The Aramco chief on Monday rejected reports that Saudi authorities were in talks with Chinese or other investors to sell a minority stake in the firm.
But analysts point out the practicality of a private placement of Aramco shares, which they say could give Saudi Arabia an immediate cash injection and more flexibility to consider various listing options.
"A private placement of a small stake in Aramco would solve a lot of headaches with the current efforts to list the company in global platforms," said Karen Young, a scholar at the Arab Gulf States Institute in Washington.
"The price can be more directly negotiated, and help its original motivation to relieve some fiscal pressure in the short term. A direct placement can also be closed quickly," Young said.
Saudi Arabia had laid out plans for a dual listing on the Saudi stock market and an international exchange for 2018, with markets in New York and London vying for the offering.
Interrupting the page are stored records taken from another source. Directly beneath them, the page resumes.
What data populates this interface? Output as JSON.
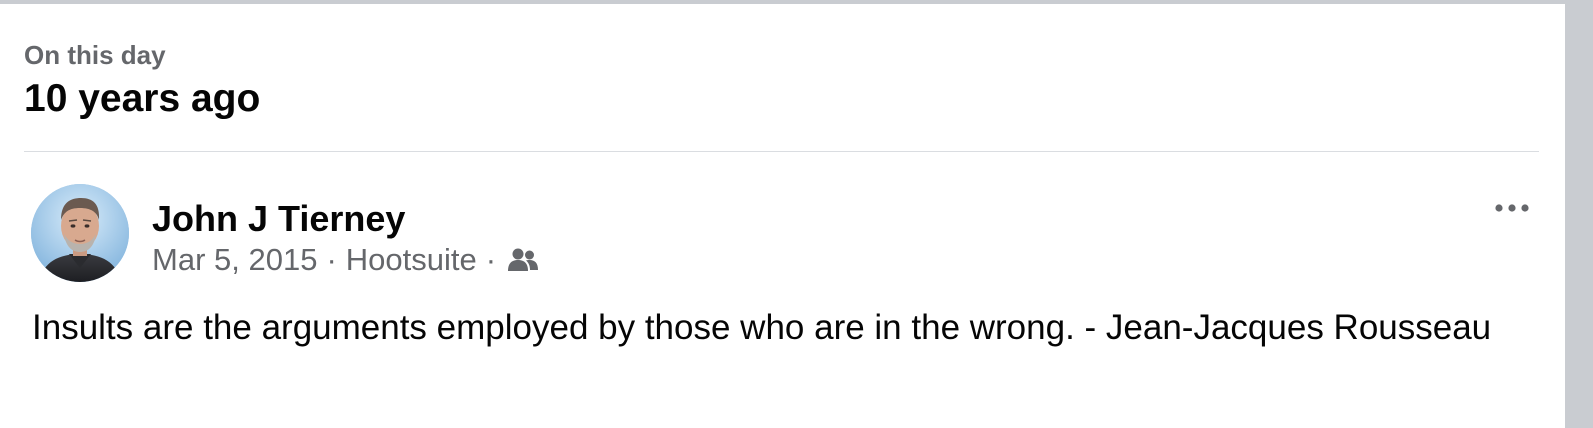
{
  "memory": {
    "label": "On this day",
    "title": "10 years ago"
  },
  "post": {
    "author": "John J Tierney",
    "date": "Mar 5, 2015",
    "separator": "·",
    "source": "Hootsuite",
    "audience_icon": "friends-icon",
    "more_icon": "more-options-icon",
    "text": "Insults are the arguments employed by those who are in the wrong. - Jean-Jacques Rousseau"
  },
  "colors": {
    "primary_text": "#050505",
    "secondary_text": "#65676b",
    "divider": "#dadde1",
    "background": "#ffffff",
    "frame": "#c9ccd1"
  }
}
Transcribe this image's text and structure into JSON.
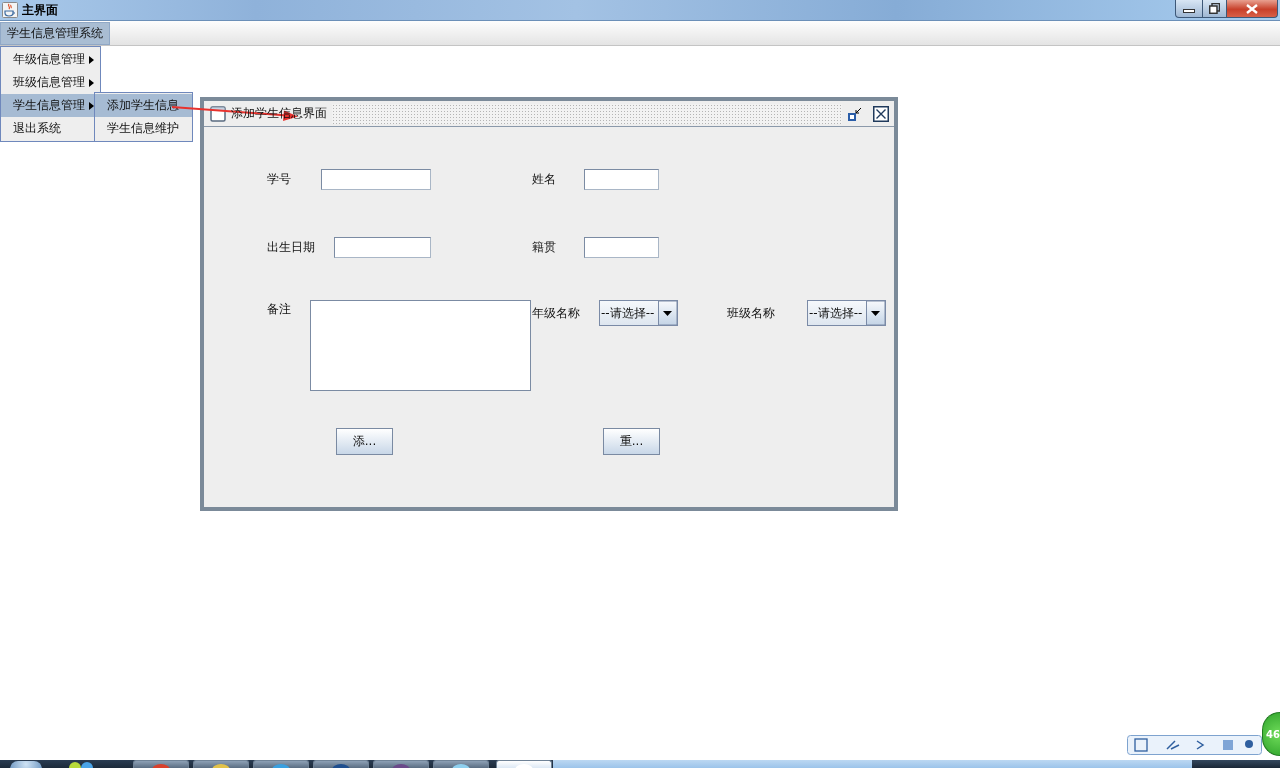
{
  "window": {
    "title": "主界面"
  },
  "menu_bar": [
    {
      "label": "学生信息管理系统",
      "selected": true
    }
  ],
  "menu": [
    {
      "label": "年级信息管理",
      "has_submenu": true,
      "selected": false
    },
    {
      "label": "班级信息管理",
      "has_submenu": true,
      "selected": false
    },
    {
      "label": "学生信息管理",
      "has_submenu": true,
      "selected": true
    },
    {
      "label": "退出系统",
      "has_submenu": false,
      "selected": false
    }
  ],
  "submenu": [
    {
      "label": "添加学生信息",
      "selected": true
    },
    {
      "label": "学生信息维护",
      "selected": false
    }
  ],
  "internal_frame": {
    "title": "添加学生信息界面",
    "rows": [
      [
        {
          "kind": "text",
          "label": "学号"
        },
        {
          "kind": "text",
          "label": "姓名"
        }
      ],
      [
        {
          "kind": "text",
          "label": "出生日期"
        },
        {
          "kind": "text",
          "label": "籍贯"
        }
      ],
      [
        {
          "kind": "textarea",
          "label": "备注"
        },
        {
          "kind": "combo",
          "label": "年级名称",
          "value": "--请选择--"
        },
        {
          "kind": "combo",
          "label": "班级名称",
          "value": "--请选择--"
        }
      ]
    ],
    "buttons": [
      "添...",
      "重..."
    ]
  },
  "badge": {
    "text": "46"
  }
}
But the company has struggled to select an international venue for its listing.
"A private placement... could increase the likelihood of a delay in the IPO beyond 2018," said analysis firm Eurasia Group.
It added, however, that the move would offer Saudi Arabia the flexibility to list on an international exchange when oil prices perk up.
- Scrutiny of investors -
Unlike the IPO, a private sale would also spare the kingdom's leadership from the eagle-eyed scrutiny of global investors.
Investors have long debated whether Aramco could really be valued close to $2 trillion, as the Saudi leadership claims.
"Domestic politics in Saudi Arabia right now do not need a scandal" surrounding Aramco's finances, said Young.
For the IPO to succeed, Aramco's oil reserves would have to be independently verified and its internal finances reliably audited -- a kind of transparency that the company is unaccustomed to.
"Saudi Arabia will have to disclose a great deal of facts and figures that it has traditionally viewed as state secrets," said Hossein Askari, a professor of business and international studies at George Washington University.
While options exist for Aramco, the kingdom's crown jewel, it would be difficult to abandon the international IPO, which would be seen as a major setback for Prince Mohammed's reform plan.
"Aramco has many options, including a full international IPO, a smaller IPO on Tadawul (the domestic exchange) with possible later international IPOs, and the possibility of private sales mixed with one of the other options," said Ellen Wald, a fellow at the Washington-based Arabia Foundation and author of the book "Saudi Inc".
"Politically, it may be difficult to forego an IPO entirely at this point," Wald said